, fowl, and filh, all the three no doubt; and the fowl have the kinds, tho' not all of the three kids green herb given them for meat as devour each other. well as the beasts. Gen. I. 30. And 712. to every beast of the earth, and to Of Man, but fled him,] Dr. Bender every fowl of the air I have given reads but sbunn'd him: because iba every green herb for meat. And the says) if they fled him, it was a figa goose particularly is by the poet who of fear, of more than awe. Trei has beft imitated Milton called close and for that very reason filed is right grazer. Philips's Cyder. B. 1. here, because nothing more thoss
our not standing much in awe On the barren heath . Man than our fearing him. Awes The shepherd tends his flock, that a respect or reverence paid to Off
daily crop Their verdant dinner from the fear. Pearce. moffy turf
714.-These were from without &c) Sufficient; after them the cackling The transition to Adam bere is goose,
easy and natural
, and cannot fail of Close grazer, finds wherewich to pleasing the reader. We have fee case her want.
great alterations produced in natur,
nor flood much in aer
To sorrow' abandon’d, but worfe felt within,
720 Of this new glorious world, and me fo late
The and it is now time to see how Adam many of the fathers, and the most is affected with them, and whether orthodox writers. Milton has by the disorders within are not even this means filled a great part of his worse than those without.
poem with that kind of writing 718. And in a troubled fea of pas- which the French critics call the fron toft,
tender, and which is in a particuThus to disburden fought with sad lar manner engaging to all sorts
complaint.) A metaphor of readers. Adam and Eve, in taken from a ship in a tempest, un. the book we are now considering lading, disburd’ning to preserve itself are likewife drawn with such fentifrom finking by its weight. ments, as do not only interest the

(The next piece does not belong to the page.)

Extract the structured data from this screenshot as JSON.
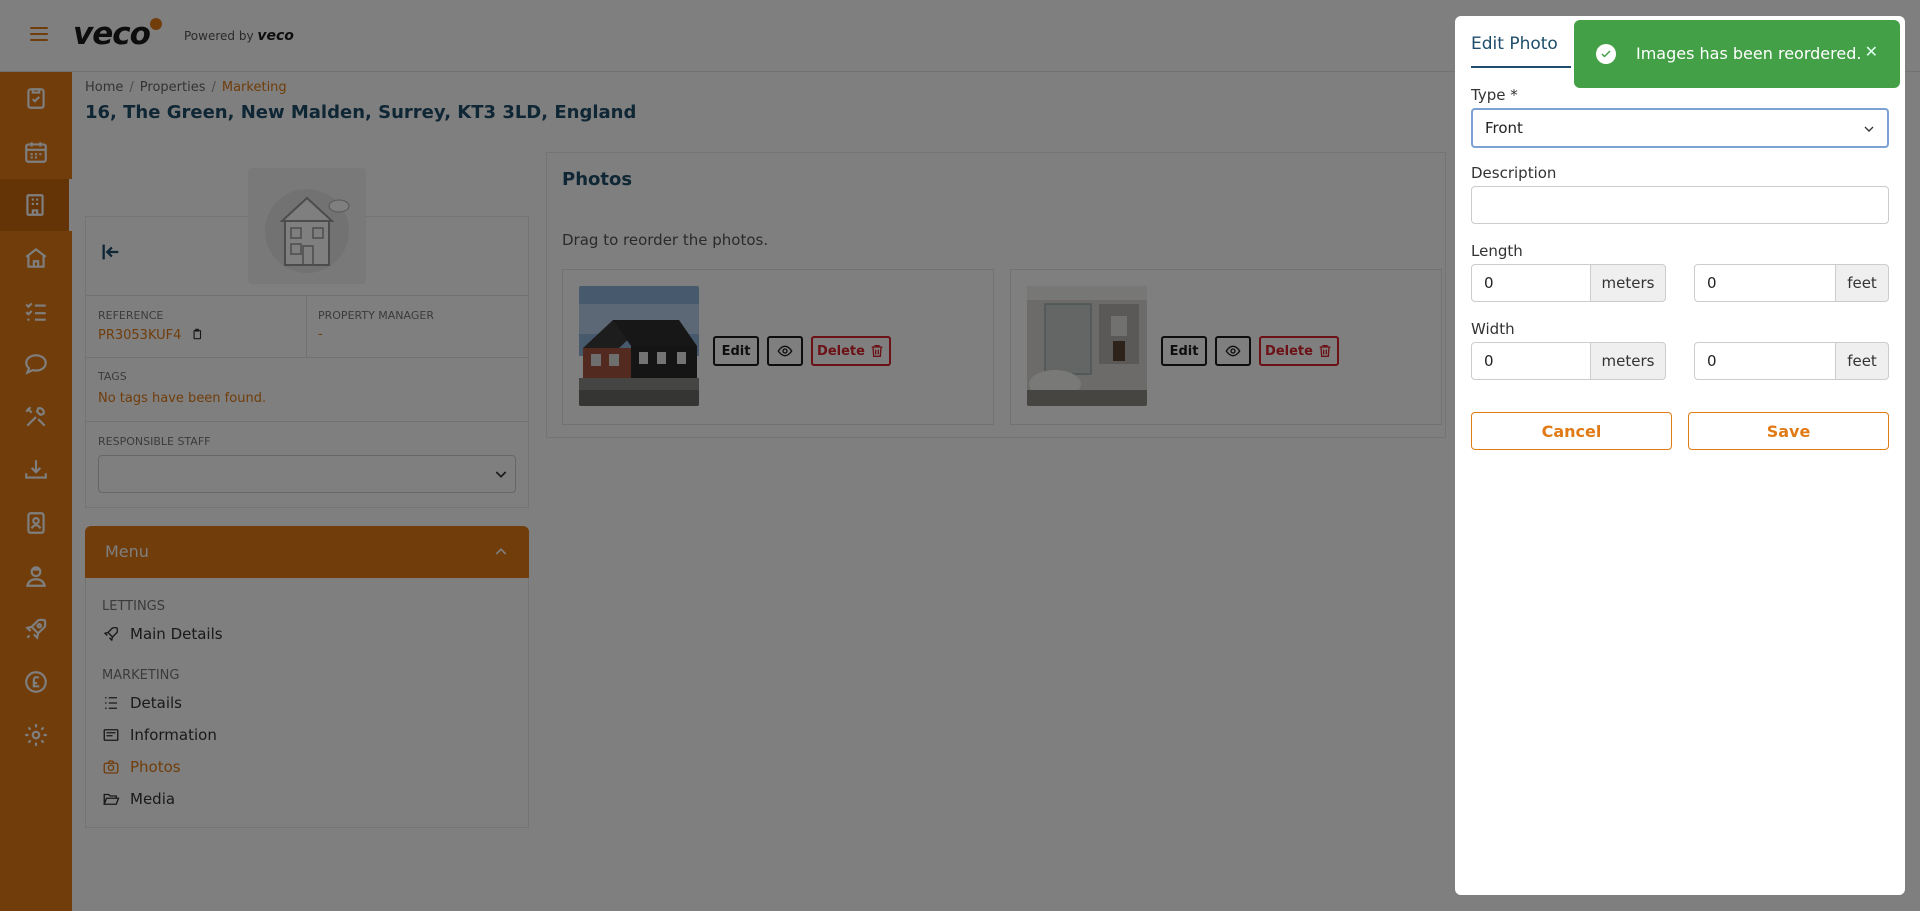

Richardson. reader in their afflictions, but raise 720. O miserable of happy! &c.] in him the most melting passions of The parts of Adam and Eve, or the humanity and commiseration. When human persons come next under our Adam sees the several changes in confideration. Milton's art is no nature produced about him, he apwhere more shown than in his con- pears in a disorder of mind suitable ducting the parts of these our first to one who had forfeited both his parents. The representation be gives innocence and his happiness; he is of them, without falfifying the story, filled with horror, remorse, despair ; is wonderfully contriv'd to influence in the anguish of his heart he expothe reader with pity and compassion ftulates with his Creator for having towards them. Though Adam in- given him an unask'd existence. volves the whole species in misery; Did I request thee, Maker, from his crime proceeds from a weakness which every man is inclin'd to par. To mold me Man? &c.
my clay don and commiserate, as it seems rather the frailty of human nature, He immediately after recovers from chan of the person who offended. his presumption, owns his doom to Every one is apt to excuse a fault be just, and begs that the death which he himself might have fallen which is threaten'd him,may be innto. It was the excess of love for ficted on him, Eve, that ruin'd Adam and his poste
why delays ity. I need not add, that the au- His hand to execute what his decree hor is juftify'd in this particular by Fix'd on this day? &c.